** Exercise inputs follows **

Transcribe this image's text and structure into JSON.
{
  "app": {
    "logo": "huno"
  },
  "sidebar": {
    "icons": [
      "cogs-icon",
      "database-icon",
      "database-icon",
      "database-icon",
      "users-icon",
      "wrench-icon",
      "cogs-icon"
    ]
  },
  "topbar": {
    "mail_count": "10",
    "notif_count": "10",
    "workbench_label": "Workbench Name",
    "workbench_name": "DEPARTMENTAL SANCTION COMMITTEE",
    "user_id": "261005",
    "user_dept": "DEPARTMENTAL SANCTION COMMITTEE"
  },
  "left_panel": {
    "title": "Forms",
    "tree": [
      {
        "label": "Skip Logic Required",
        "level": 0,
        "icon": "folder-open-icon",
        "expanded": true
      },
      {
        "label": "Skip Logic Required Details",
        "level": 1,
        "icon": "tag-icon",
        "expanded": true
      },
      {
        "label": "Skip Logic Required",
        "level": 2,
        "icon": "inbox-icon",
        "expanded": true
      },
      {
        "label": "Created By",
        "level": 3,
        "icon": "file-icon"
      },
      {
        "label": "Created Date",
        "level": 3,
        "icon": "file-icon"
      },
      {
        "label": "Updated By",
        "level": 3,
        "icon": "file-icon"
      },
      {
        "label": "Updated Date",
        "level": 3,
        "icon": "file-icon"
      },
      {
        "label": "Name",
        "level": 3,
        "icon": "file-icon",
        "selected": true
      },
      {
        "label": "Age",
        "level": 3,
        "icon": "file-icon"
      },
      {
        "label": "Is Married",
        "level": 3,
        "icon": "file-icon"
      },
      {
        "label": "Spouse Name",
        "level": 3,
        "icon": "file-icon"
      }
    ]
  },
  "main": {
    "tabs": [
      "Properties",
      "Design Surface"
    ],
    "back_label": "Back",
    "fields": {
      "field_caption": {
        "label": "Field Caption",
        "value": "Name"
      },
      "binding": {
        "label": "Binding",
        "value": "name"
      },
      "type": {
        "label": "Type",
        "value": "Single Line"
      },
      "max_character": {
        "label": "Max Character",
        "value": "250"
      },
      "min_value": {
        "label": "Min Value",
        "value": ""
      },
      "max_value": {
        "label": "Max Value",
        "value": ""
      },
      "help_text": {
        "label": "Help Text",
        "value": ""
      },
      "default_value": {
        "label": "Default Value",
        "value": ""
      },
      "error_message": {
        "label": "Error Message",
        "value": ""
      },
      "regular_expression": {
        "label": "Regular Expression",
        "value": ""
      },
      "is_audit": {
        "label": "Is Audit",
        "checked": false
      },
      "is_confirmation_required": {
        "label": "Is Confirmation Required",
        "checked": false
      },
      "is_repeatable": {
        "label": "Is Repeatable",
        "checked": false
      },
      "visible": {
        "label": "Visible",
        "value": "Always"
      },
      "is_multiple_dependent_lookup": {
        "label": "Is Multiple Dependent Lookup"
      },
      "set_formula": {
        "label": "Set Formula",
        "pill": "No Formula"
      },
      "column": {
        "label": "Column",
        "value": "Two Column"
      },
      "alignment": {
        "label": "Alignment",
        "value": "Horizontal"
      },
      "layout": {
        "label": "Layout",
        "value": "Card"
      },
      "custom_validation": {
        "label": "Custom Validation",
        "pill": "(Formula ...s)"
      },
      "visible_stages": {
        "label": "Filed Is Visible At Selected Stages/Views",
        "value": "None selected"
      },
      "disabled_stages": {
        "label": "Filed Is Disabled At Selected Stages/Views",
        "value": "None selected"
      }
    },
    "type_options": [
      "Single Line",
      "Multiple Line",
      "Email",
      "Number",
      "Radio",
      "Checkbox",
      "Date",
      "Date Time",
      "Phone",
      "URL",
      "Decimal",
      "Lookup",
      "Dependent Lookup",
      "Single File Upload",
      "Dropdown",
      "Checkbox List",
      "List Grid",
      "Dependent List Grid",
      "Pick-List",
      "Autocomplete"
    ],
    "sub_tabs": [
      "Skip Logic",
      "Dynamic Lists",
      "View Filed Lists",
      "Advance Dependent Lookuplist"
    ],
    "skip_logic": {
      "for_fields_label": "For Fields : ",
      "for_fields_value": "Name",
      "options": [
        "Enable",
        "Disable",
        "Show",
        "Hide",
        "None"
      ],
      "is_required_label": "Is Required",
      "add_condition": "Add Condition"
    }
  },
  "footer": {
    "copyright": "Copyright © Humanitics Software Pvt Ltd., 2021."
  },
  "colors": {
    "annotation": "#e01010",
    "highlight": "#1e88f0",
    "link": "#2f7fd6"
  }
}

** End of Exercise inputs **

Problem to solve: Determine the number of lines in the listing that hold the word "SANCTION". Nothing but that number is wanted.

Completed exercise: 2